:: Listed entries ::

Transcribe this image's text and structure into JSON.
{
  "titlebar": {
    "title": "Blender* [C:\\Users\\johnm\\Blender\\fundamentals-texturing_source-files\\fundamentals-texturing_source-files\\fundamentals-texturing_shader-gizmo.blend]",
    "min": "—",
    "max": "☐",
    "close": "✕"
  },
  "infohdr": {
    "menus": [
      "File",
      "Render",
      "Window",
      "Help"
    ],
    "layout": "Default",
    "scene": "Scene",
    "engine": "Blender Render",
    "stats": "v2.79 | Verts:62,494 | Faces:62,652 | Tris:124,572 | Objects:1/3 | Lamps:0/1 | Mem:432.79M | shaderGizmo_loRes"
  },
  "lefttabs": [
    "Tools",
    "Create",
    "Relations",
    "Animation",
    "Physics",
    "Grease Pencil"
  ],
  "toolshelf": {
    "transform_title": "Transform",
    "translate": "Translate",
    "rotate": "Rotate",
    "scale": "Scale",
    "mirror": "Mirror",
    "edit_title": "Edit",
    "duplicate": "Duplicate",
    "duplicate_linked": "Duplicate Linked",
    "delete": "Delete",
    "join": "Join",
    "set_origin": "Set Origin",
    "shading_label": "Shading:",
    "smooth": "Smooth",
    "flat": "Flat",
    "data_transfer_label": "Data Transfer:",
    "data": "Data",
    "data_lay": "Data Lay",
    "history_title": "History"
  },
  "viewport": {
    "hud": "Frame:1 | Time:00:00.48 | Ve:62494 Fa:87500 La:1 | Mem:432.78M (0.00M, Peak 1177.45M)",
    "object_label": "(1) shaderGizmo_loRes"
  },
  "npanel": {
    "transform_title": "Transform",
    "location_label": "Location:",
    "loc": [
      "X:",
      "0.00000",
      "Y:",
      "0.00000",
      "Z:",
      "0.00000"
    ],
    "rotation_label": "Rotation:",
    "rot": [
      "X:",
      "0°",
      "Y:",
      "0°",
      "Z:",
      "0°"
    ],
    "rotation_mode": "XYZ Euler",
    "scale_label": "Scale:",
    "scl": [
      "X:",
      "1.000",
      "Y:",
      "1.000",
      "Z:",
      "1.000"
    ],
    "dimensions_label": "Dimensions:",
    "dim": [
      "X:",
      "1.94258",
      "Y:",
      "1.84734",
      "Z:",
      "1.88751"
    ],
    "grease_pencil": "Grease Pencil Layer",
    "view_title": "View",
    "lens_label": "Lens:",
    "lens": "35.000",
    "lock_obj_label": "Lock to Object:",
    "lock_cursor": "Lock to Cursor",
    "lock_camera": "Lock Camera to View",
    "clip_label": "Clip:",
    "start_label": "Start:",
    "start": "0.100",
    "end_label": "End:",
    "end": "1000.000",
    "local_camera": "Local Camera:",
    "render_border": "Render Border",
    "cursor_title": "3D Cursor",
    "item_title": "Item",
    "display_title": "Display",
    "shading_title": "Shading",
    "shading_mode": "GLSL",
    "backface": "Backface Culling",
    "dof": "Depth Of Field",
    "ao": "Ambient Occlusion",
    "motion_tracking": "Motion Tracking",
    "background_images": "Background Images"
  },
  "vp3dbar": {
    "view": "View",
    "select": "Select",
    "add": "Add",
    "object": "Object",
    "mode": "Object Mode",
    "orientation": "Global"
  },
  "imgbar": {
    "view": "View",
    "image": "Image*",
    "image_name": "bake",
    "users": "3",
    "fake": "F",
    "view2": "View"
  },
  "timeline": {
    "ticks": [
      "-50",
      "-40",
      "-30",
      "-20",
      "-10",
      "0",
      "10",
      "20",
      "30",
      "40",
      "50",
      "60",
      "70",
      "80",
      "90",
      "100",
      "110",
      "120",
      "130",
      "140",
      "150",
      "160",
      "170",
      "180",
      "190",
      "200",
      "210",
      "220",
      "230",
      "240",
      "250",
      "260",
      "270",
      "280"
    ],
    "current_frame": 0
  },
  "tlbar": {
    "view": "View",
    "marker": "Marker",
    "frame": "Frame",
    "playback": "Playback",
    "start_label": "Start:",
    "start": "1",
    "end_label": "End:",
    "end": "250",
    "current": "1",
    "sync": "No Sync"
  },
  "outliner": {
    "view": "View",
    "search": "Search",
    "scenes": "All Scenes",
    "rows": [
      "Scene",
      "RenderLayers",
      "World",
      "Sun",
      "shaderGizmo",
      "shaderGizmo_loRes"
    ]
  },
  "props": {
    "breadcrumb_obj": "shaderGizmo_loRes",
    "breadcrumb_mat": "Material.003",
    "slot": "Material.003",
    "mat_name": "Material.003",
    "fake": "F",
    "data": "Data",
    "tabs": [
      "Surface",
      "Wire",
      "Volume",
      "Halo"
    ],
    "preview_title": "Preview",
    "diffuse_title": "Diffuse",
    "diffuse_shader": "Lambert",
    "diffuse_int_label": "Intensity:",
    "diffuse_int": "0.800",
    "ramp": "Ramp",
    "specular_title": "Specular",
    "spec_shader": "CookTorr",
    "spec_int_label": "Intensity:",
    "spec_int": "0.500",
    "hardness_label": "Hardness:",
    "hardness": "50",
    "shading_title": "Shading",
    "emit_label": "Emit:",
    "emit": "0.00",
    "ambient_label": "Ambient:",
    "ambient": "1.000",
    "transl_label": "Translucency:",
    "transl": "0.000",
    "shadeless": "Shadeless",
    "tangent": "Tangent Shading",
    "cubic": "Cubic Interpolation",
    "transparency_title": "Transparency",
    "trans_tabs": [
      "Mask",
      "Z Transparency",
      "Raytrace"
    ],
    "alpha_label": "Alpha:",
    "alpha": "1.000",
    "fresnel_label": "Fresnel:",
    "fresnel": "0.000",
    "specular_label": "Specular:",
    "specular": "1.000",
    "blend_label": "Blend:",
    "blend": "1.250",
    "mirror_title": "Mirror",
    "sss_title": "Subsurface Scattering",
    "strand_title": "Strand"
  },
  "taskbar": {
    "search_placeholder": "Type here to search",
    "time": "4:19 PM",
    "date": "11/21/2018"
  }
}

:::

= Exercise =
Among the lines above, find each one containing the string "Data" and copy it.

= Exercise result =
    "data_transfer_label": "Data Transfer:",
    "data": "Data",
    "data_lay": "Data Lay",
    "data": "Data",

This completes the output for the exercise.